Hannah, our yearling, had tiny teats when she first freshened. It was a three finger milk job so I left her doelings on her and they stretched them out. Of course my three fingers kept milking her out once a day to make sure she was emptied until the kids did their job. Then I have kept milking as the two doelings have a favorite side emptying one more than the other. Recently I've noticed that Now one teat has become longer than the other. Not quite what I had in mind. I'd say it was the kid's fault but I know better as it has never happened before and I've had dairy goats 33 years. It must be on the bucks side and something genetic. I'm not as familiar with his relatives. I'll blame on him anyway as that sounds as good a reason as any.
I always say, "Pretty is as pretty does." for I've had some goats with pretty udders that were not fun to milk and I'm not talking about their personalities. Leah was just such a goat. That girl had looks but it took all my strength to squeeze milk out of her. Not fun! It seemed like a competition between her keeping it in and my trying to get it out. Milking her took time and all my strength leaving my hands cramping and the end. The problem was orifices that were too small. An orifice is the hole in which milk comes out. You can not imagine how many times I wanted to take a hot needle and poke a bigger hole. Would it have worked? I wondered. But I'm sure Leah would never had let me come near her again.
Too big an orifice hole and the doe is susceptible to mastitis since it leaves a wide open space for bacteria to crawl inside. Too large a teats in circumference and it is hard to grab a hold of and squeeze. It also makes it hard for kids to put the teat into their tiny mouths to suckle. Too small and the funnel has little area for the milk to pool before coming out and it takes more squeezes.
Another thing you can not tell from the show ring is the exact placement of the orifice hole. Orifices are not always placed at the bottom of the teat. If not, you have to turn your wrist so as to aim at the bucket and it takes a bit of practice. Sometimes I get a doe with just one side that goes askew, and sometimes it shoots off in odd directions on both sides. That takes a little finesse. A new doeling does not appreciate your squirting her in the leg or belly until you get the hang of it. Even when you do, you'll still mess up on occasion. I do anyway.

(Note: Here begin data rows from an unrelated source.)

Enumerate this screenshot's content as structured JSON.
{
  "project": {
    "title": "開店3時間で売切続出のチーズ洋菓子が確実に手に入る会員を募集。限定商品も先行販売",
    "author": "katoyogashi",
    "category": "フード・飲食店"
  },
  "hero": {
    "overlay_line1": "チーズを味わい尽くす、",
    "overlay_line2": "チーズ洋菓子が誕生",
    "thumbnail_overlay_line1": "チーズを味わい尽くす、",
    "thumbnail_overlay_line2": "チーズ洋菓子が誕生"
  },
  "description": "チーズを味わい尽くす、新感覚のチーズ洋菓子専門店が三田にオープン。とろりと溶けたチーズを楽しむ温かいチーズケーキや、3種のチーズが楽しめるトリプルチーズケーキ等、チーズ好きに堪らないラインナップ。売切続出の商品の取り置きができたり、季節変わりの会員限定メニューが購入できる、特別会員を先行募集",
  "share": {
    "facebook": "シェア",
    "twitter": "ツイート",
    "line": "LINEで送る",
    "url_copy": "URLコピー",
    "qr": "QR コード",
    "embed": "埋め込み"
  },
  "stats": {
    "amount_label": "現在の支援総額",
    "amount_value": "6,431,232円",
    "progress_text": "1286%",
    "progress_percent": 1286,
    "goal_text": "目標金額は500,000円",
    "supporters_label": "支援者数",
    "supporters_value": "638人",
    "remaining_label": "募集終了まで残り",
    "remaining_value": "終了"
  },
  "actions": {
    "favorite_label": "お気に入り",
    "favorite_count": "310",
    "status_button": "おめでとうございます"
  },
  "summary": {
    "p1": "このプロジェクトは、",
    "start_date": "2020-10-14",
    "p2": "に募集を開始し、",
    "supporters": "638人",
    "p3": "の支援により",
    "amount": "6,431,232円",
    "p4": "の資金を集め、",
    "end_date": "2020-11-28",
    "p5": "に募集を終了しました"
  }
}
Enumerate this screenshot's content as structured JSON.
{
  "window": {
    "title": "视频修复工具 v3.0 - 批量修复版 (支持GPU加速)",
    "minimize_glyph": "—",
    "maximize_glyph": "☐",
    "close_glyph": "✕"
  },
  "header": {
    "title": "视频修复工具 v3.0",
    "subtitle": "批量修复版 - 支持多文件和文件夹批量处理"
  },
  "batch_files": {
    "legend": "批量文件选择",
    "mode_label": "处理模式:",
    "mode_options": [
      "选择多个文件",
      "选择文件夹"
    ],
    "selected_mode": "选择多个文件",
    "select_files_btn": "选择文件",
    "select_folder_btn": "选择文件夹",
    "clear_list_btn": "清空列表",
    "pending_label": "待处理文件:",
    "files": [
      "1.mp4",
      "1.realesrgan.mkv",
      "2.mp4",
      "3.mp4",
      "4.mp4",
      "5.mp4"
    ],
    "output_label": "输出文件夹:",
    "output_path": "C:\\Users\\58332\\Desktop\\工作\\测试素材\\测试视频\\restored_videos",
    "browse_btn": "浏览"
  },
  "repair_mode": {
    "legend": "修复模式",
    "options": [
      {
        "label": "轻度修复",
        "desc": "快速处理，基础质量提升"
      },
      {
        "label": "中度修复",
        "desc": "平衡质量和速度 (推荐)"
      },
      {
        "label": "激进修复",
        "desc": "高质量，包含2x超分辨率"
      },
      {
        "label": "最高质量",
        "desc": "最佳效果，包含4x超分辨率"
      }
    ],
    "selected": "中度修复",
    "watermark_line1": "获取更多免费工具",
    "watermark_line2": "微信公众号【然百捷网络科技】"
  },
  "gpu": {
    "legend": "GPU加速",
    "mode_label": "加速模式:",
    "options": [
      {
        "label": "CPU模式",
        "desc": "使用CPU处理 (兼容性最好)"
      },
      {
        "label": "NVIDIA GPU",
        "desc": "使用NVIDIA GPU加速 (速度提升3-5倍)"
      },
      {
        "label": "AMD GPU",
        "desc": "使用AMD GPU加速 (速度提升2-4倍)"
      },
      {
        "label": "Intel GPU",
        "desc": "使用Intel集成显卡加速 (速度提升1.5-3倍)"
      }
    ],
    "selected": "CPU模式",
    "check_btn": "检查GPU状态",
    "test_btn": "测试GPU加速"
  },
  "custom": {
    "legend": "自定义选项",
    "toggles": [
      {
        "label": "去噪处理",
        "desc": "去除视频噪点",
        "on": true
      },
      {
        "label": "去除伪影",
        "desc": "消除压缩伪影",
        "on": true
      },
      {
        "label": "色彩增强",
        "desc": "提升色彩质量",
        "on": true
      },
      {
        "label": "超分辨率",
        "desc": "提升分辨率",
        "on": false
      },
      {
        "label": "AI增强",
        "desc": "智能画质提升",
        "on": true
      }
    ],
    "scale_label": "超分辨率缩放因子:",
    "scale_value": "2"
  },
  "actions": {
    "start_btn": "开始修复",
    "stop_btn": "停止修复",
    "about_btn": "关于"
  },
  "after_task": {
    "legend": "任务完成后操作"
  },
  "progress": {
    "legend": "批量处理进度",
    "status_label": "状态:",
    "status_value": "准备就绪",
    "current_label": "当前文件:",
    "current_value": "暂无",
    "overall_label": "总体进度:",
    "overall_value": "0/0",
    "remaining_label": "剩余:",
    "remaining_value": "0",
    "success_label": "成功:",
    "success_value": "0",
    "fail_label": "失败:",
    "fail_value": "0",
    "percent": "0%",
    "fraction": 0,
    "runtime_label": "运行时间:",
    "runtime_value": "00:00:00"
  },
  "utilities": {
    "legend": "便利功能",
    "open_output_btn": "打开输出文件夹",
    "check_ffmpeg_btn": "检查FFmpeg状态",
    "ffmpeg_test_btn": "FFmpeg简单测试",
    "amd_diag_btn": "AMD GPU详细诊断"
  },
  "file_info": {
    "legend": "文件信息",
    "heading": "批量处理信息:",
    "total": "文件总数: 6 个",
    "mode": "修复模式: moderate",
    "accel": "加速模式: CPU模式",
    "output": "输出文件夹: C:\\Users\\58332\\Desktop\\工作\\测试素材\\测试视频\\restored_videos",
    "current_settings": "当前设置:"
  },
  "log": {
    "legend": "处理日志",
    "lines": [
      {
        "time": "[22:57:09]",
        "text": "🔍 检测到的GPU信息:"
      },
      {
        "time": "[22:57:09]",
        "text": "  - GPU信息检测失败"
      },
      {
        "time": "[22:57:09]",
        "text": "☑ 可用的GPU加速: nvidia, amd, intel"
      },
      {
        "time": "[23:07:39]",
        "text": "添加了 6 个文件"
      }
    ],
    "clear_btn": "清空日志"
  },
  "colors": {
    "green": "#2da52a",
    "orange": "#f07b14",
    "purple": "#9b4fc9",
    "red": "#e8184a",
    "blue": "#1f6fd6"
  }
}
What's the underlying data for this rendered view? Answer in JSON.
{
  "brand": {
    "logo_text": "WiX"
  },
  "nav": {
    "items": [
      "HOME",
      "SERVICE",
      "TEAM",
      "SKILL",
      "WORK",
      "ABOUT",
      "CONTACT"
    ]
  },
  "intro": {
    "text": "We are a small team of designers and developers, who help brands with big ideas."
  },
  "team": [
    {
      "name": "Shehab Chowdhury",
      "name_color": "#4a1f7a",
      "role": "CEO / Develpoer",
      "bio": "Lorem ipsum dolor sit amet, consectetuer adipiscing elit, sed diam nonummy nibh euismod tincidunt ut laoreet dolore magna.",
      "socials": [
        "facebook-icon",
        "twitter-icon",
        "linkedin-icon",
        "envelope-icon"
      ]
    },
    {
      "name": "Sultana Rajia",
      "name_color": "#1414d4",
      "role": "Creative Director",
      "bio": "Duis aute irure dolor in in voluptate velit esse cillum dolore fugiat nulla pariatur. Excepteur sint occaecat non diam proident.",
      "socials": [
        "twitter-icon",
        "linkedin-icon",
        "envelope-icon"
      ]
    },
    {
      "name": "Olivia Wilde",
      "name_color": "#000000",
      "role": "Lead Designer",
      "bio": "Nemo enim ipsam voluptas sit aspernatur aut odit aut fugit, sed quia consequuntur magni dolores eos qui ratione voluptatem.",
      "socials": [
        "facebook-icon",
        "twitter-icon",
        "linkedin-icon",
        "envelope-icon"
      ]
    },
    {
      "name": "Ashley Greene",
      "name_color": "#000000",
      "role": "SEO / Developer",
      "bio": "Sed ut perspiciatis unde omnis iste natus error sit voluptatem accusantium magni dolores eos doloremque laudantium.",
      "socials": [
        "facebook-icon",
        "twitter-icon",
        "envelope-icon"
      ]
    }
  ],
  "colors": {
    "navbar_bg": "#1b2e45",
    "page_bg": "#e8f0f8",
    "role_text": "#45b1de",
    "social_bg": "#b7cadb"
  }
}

You don't want a doe with teats too large because it is hard to get a good grip. Too long and they are likely to get caught on fences and rip. So like Goldilocks, "not too big and not too small" is best. It is also a bit of preference. I know people who like larger teats and as for myself I don't. My hands are small. And of course you do not want does with more than two teats. The extra or extras may not function but they might and anyway they are not a genetic trait you want to pass on. These are things one often does not pay attention to when buying a doe but since you have to deal with it so often, it pays to check it out before you hand over the money. For a little more visual reference on correct teat placement, I've added the ADGA sites page on udders. But I'm curious, what do you have in your barnyard?http://adga.org/seeing-a-dairy-goat-by-the-numbers/